by Kavya Tomar
Submitted as a part of Last Year’s Vande Mataram Outloud Contest Sponsored by Swami Dayanand Education Foundation, Sugar Land, TX
Vande Mataram was written in the 1870s by Bankim Chandra Chattopadhyay, and it still carries major importance today as India’s national song. Vande Mataram has historical importance and meaningful lyrics.
Although it was written in the 1870s, Vande Mataram did not gain fame until Chattopadhyay included it into his novel, Anandamath. The poem was composed to song by Rabindranath Tagore, who also wrote India’s national anthem, Jana Gana Mana. Tagore first sang it in a political setting in the 1896 Indian National Congress. It became a symbol for Indian emancipation from the British. Many were thrown in jail for singing it after the British banned it. Later, the ban lifted, but the song became politicized. Some Muslims did not want to sing a song in which there was a reference to Durga, a Hindu goddess. This controversy continues today.

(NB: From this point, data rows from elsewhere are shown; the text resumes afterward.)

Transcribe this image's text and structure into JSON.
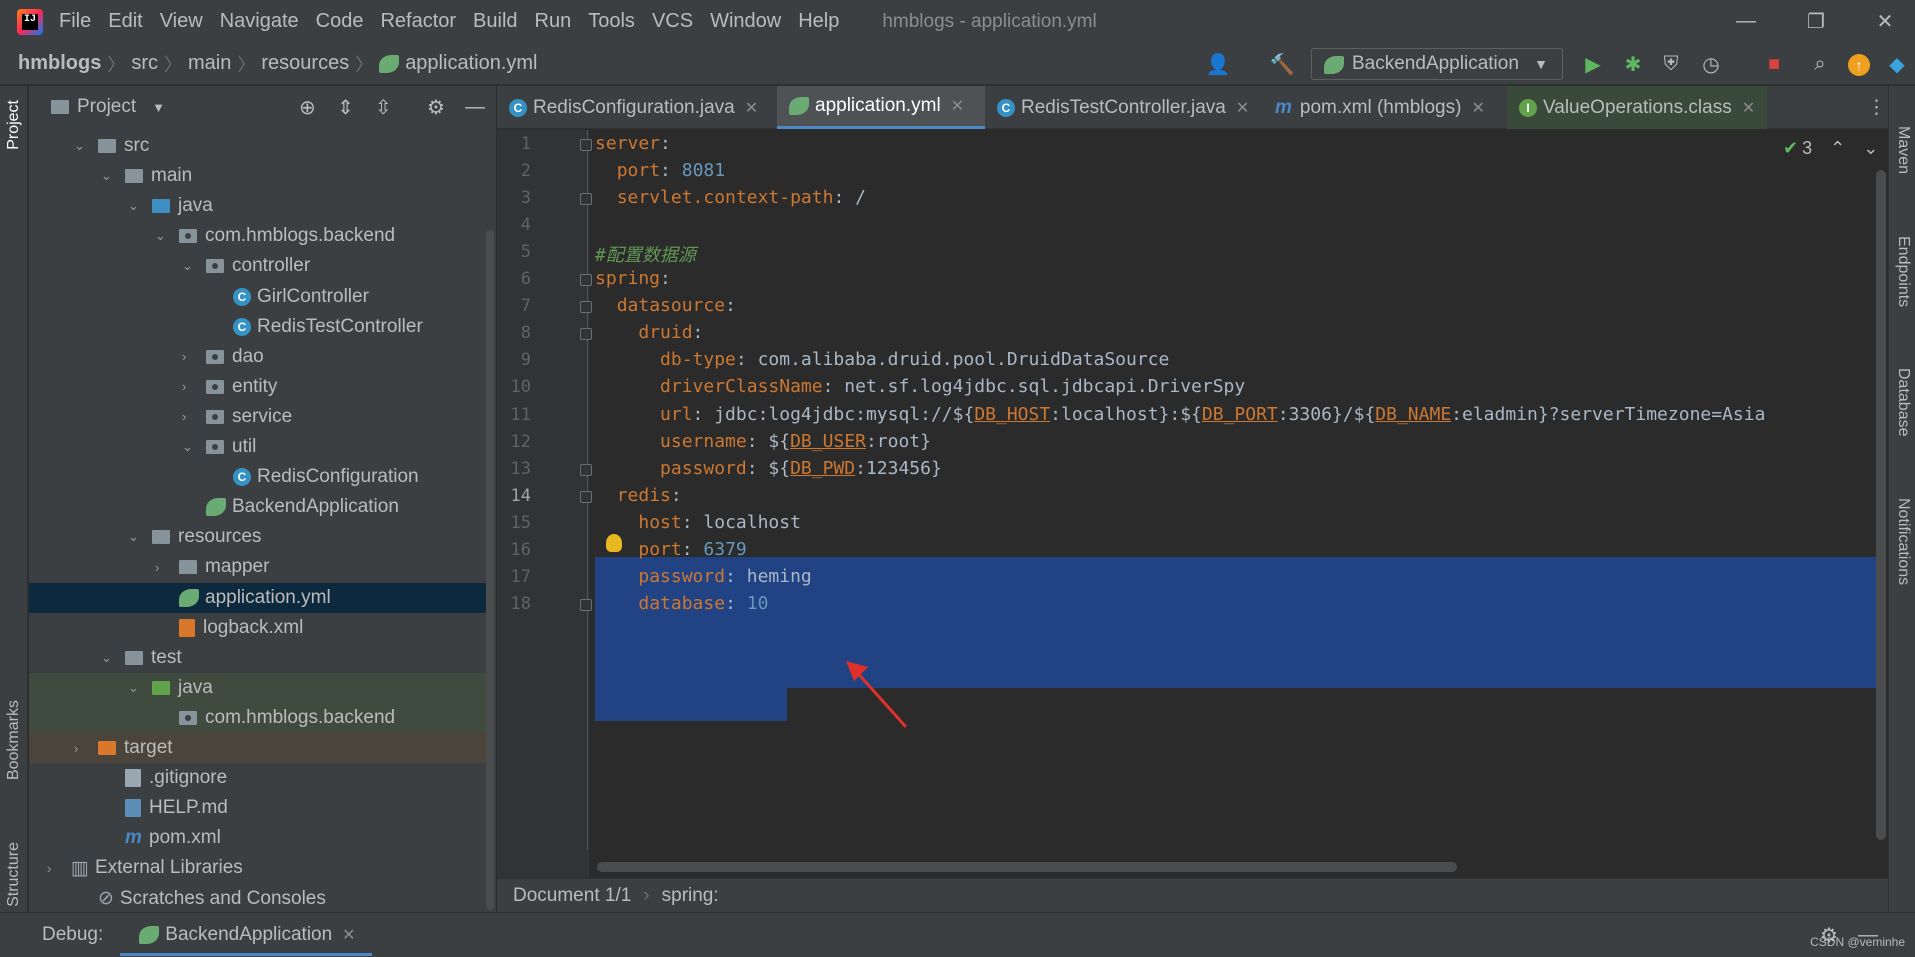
{
  "menu": [
    "File",
    "Edit",
    "View",
    "Navigate",
    "Code",
    "Refactor",
    "Build",
    "Run",
    "Tools",
    "VCS",
    "Window",
    "Help"
  ],
  "window_title": "hmblogs - application.yml",
  "breadcrumbs": [
    "hmblogs",
    "src",
    "main",
    "resources",
    "application.yml"
  ],
  "run_config": "BackendApplication",
  "project_panel": {
    "title": "Project"
  },
  "tree": [
    {
      "label": "src",
      "indent": 1,
      "type": "folder",
      "arrow": "open"
    },
    {
      "label": "main",
      "indent": 2,
      "type": "folder",
      "arrow": "open"
    },
    {
      "label": "java",
      "indent": 3,
      "type": "folder-blue",
      "arrow": "open"
    },
    {
      "label": "com.hmblogs.backend",
      "indent": 4,
      "type": "package",
      "arrow": "open"
    },
    {
      "label": "controller",
      "indent": 5,
      "type": "package",
      "arrow": "open"
    },
    {
      "label": "GirlController",
      "indent": 6,
      "type": "class"
    },
    {
      "label": "RedisTestController",
      "indent": 6,
      "type": "class"
    },
    {
      "label": "dao",
      "indent": 5,
      "type": "package",
      "arrow": "closed"
    },
    {
      "label": "entity",
      "indent": 5,
      "type": "package",
      "arrow": "closed"
    },
    {
      "label": "service",
      "indent": 5,
      "type": "package",
      "arrow": "closed"
    },
    {
      "label": "util",
      "indent": 5,
      "type": "package",
      "arrow": "open"
    },
    {
      "label": "RedisConfiguration",
      "indent": 6,
      "type": "class"
    },
    {
      "label": "BackendApplication",
      "indent": 5,
      "type": "spring"
    },
    {
      "label": "resources",
      "indent": 3,
      "type": "folder",
      "arrow": "open"
    },
    {
      "label": "mapper",
      "indent": 4,
      "type": "folder",
      "arrow": "closed"
    },
    {
      "label": "application.yml",
      "indent": 4,
      "type": "spring",
      "selected": true
    },
    {
      "label": "logback.xml",
      "indent": 4,
      "type": "xml"
    },
    {
      "label": "test",
      "indent": 2,
      "type": "folder",
      "arrow": "open"
    },
    {
      "label": "java",
      "indent": 3,
      "type": "folder-green",
      "arrow": "open",
      "test": true
    },
    {
      "label": "com.hmblogs.backend",
      "indent": 4,
      "type": "package",
      "test": true
    },
    {
      "label": "target",
      "indent": 1,
      "type": "folder-orange",
      "arrow": "closed",
      "excluded": true
    },
    {
      "label": ".gitignore",
      "indent": 2,
      "type": "file"
    },
    {
      "label": "HELP.md",
      "indent": 2,
      "type": "md"
    },
    {
      "label": "pom.xml",
      "indent": 2,
      "type": "maven"
    },
    {
      "label": "External Libraries",
      "indent": 0,
      "type": "lib",
      "arrow": "closed"
    },
    {
      "label": "Scratches and Consoles",
      "indent": 1,
      "type": "scratch"
    }
  ],
  "tabs": [
    {
      "label": "RedisConfiguration.java",
      "icon": "C"
    },
    {
      "label": "application.yml",
      "icon": "spring",
      "active": true
    },
    {
      "label": "RedisTestController.java",
      "icon": "C"
    },
    {
      "label": "pom.xml (hmblogs)",
      "icon": "m"
    },
    {
      "label": "ValueOperations.class",
      "icon": "I"
    }
  ],
  "inspection_count": "3",
  "code_lines": [
    {
      "n": "1",
      "parts": [
        [
          "k",
          "server"
        ],
        [
          "v",
          ":"
        ]
      ]
    },
    {
      "n": "2",
      "parts": [
        [
          "v",
          "  "
        ],
        [
          "k",
          "port"
        ],
        [
          "v",
          ": "
        ],
        [
          "n",
          "8081"
        ]
      ]
    },
    {
      "n": "3",
      "parts": [
        [
          "v",
          "  "
        ],
        [
          "k",
          "servlet.context-path"
        ],
        [
          "v",
          ": /"
        ]
      ]
    },
    {
      "n": "4",
      "parts": []
    },
    {
      "n": "5",
      "parts": [
        [
          "cm",
          "#配置数据源"
        ]
      ]
    },
    {
      "n": "6",
      "parts": [
        [
          "k",
          "spring"
        ],
        [
          "v",
          ":"
        ]
      ]
    },
    {
      "n": "7",
      "parts": [
        [
          "v",
          "  "
        ],
        [
          "k",
          "datasource"
        ],
        [
          "v",
          ":"
        ]
      ]
    },
    {
      "n": "8",
      "parts": [
        [
          "v",
          "    "
        ],
        [
          "k",
          "druid"
        ],
        [
          "v",
          ":"
        ]
      ]
    },
    {
      "n": "9",
      "parts": [
        [
          "v",
          "      "
        ],
        [
          "k",
          "db-type"
        ],
        [
          "v",
          ": com.alibaba.druid.pool.DruidDataSource"
        ]
      ]
    },
    {
      "n": "10",
      "parts": [
        [
          "v",
          "      "
        ],
        [
          "k",
          "driverClassName"
        ],
        [
          "v",
          ": net.sf.log4jdbc.sql.jdbcapi.DriverSpy"
        ]
      ]
    },
    {
      "n": "11",
      "parts": [
        [
          "v",
          "      "
        ],
        [
          "k",
          "url"
        ],
        [
          "v",
          ": jdbc:log4jdbc:mysql://${"
        ],
        [
          "u",
          "DB_HOST"
        ],
        [
          "v",
          ":localhost}:${"
        ],
        [
          "u",
          "DB_PORT"
        ],
        [
          "v",
          ":3306}/${"
        ],
        [
          "u",
          "DB_NAME"
        ],
        [
          "v",
          ":eladmin}?serverTimezone=Asia"
        ]
      ]
    },
    {
      "n": "12",
      "parts": [
        [
          "v",
          "      "
        ],
        [
          "k",
          "username"
        ],
        [
          "v",
          ": ${"
        ],
        [
          "u",
          "DB_USER"
        ],
        [
          "v",
          ":root}"
        ]
      ]
    },
    {
      "n": "13",
      "parts": [
        [
          "v",
          "      "
        ],
        [
          "k",
          "password"
        ],
        [
          "v",
          ": ${"
        ],
        [
          "u",
          "DB_PWD"
        ],
        [
          "v",
          ":123456}"
        ]
      ]
    },
    {
      "n": "14",
      "parts": [
        [
          "v",
          "  "
        ],
        [
          "k",
          "redis"
        ],
        [
          "v",
          ":"
        ]
      ]
    },
    {
      "n": "15",
      "parts": [
        [
          "v",
          "    "
        ],
        [
          "k",
          "host"
        ],
        [
          "v",
          ": localhost"
        ]
      ]
    },
    {
      "n": "16",
      "parts": [
        [
          "v",
          "    "
        ],
        [
          "k",
          "port"
        ],
        [
          "v",
          ": "
        ],
        [
          "n",
          "6379"
        ]
      ]
    },
    {
      "n": "17",
      "parts": [
        [
          "v",
          "    "
        ],
        [
          "k",
          "password"
        ],
        [
          "v",
          ": heming"
        ]
      ]
    },
    {
      "n": "18",
      "parts": [
        [
          "v",
          "    "
        ],
        [
          "k",
          "database"
        ],
        [
          "v",
          ": "
        ],
        [
          "n",
          "10"
        ]
      ]
    }
  ],
  "status": {
    "doc": "Document 1/1",
    "path": "spring:"
  },
  "debug": {
    "label": "Debug:",
    "config": "BackendApplication"
  },
  "side_left": [
    "Project",
    "Bookmarks",
    "Structure"
  ],
  "side_right": [
    "Maven",
    "Endpoints",
    "Database",
    "Notifications"
  ],
  "watermark": "CSDN @veminhe",
  "colors": {
    "accent": "#4a88c7",
    "selection": "#214283",
    "keyword": "#cc7832",
    "number": "#6897bb",
    "comment": "#629755"
  }
}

The lyrics are meaningful. The first verse, beginning with “Sujalam suphalam” and ending with “Sukhadam varadam”, is all about India’s beautiful nature. It talks about cool breezes, lush greenery and fresh water in India, making it seem like a paradise. The second verse, starting with “Sapta koti” and ending with “Ripudalavaariniim”, is about India’s strength. Indians will protect their motherland fiercely from invaders. They are fearless and strong. The third stanza, beginning with “Tumi vidyaa” and ending with“ mandire” is about the god-like qualities of the motherland. She is omnipotent and omniscient, embodying Indians’ spirits. The fourth stanza, beginning with “Tvamhi durgaa” and ending with “Sujalam suphalam” relates the motherland to different Hindu goddesses, such as Durga and Lakshmi, and ends with more praise of India’s nature. The fifth stanza, which begins with “Shyamalam” and ending with “Bharanim”, talks about India’s beauty and wealth.
Vande Mataram is a moving patriotic song which is still important today.